The participants were given 100 units (representing money) and allowed to either cooperate by reducing their units by 50 and lifting the wealth of their neighbors by 100 units each, or else to defect by paying no units and providing no benefits to their neighbors. Participants started each game with different amounts of units, according to the inequality level of the society they were in.

The third twist in the experiment came with whether the level of inequality was visible or invisible to the participants. The surprising thing, Rand noted, was that the level of inequality alone didn't make much of a difference. What did was whether the participants were aware of the gaps between themselves and others.

In the highly unequal world where participants were aware of each others' wealth, the rich were less likely to cooperate.
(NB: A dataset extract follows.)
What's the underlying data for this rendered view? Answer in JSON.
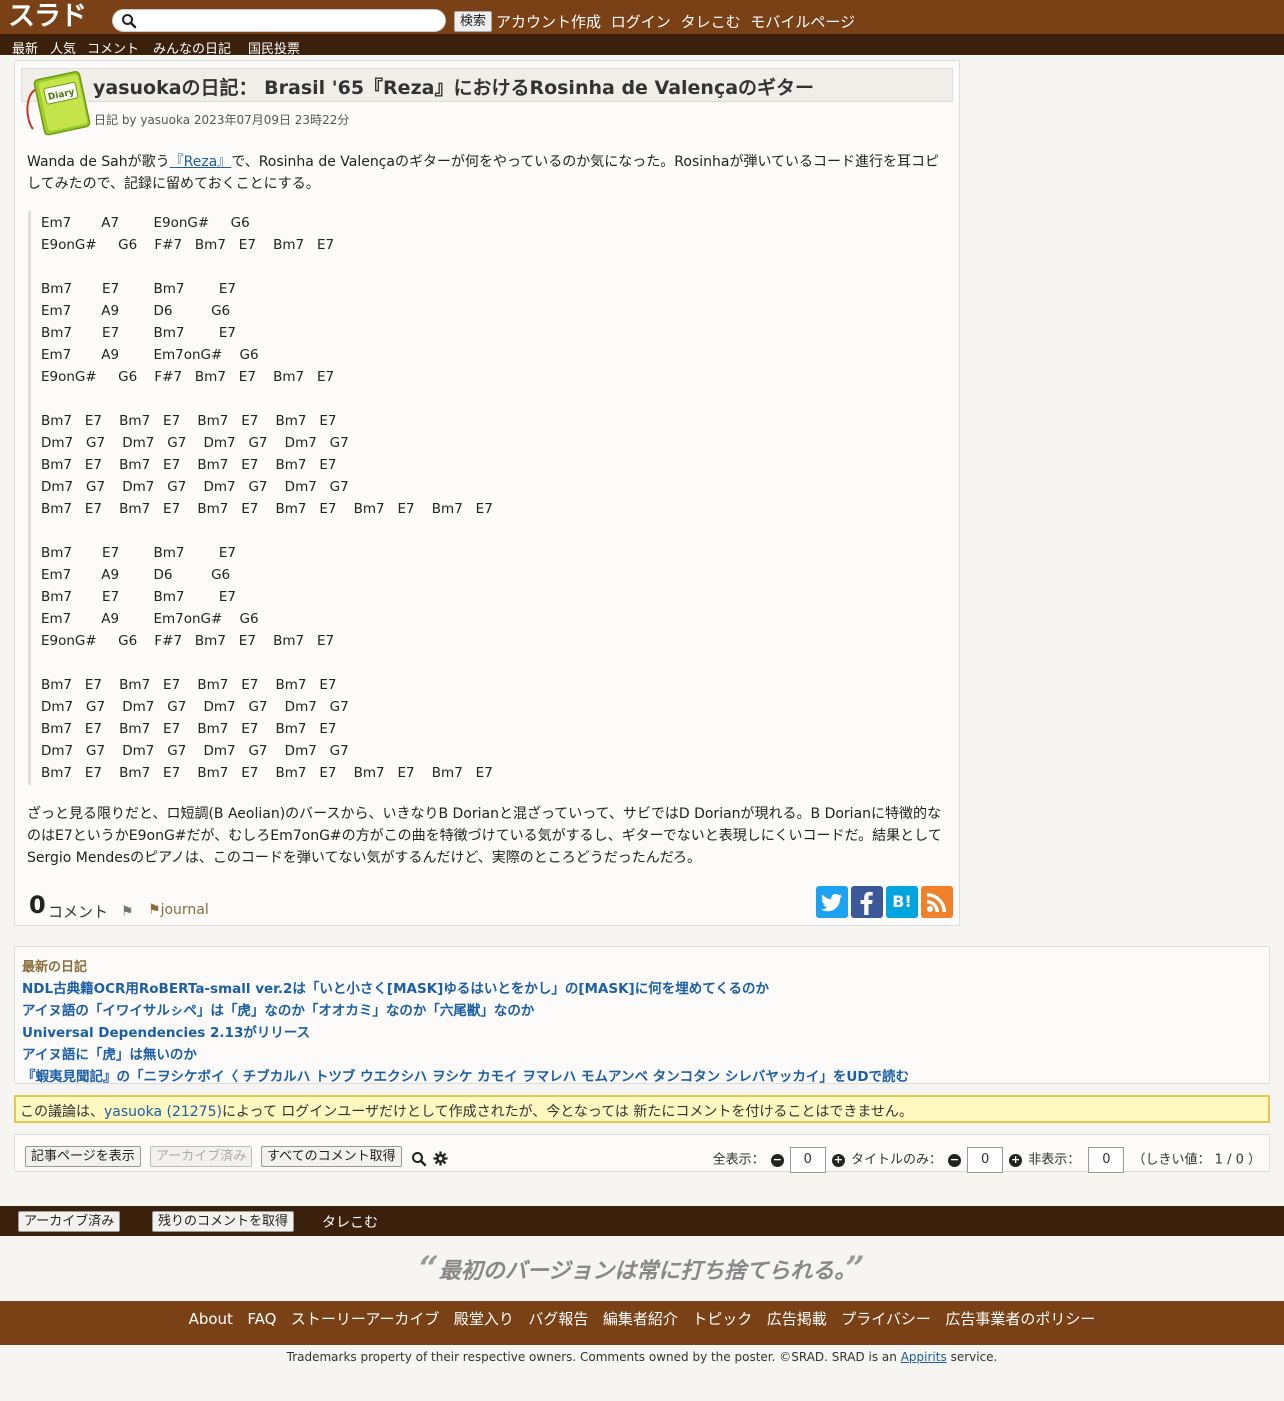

But the poorer were more likely to invest in the network, leading to what the authors called an "exploitation" scenario: The poor invested in their networks, making them poorer, while the rich hoarded their units. That led to a "rich getting richer" type of world.

"If you are taking the model literally, it's the people you interact with every day. It's more about the wealth of neighbors than the wealth of Bill Gates," Rand noted. "The implication would be within a community or organization, having more transparency about wealth could potentially undermine cooperation and make people feel disgruntled, unless there's a way to act on that."

While people have egalitarian impulses, there's a warring tendency to want to have more than the Joneses -- and to keep that financial edge. Other research has found that money can bring happiness, but only if people perceive themselves as earning more than those in their social network. That may explain why the rich in the Yale study wanted to hold onto their wealth.

But the downside is downright corrosive.

As the Yale paper noted: "Visibility may cause subjects to perceive the situation as a competition, to think that their wealth signals social position, or to fear being near last place, all of which might reduce cooperation."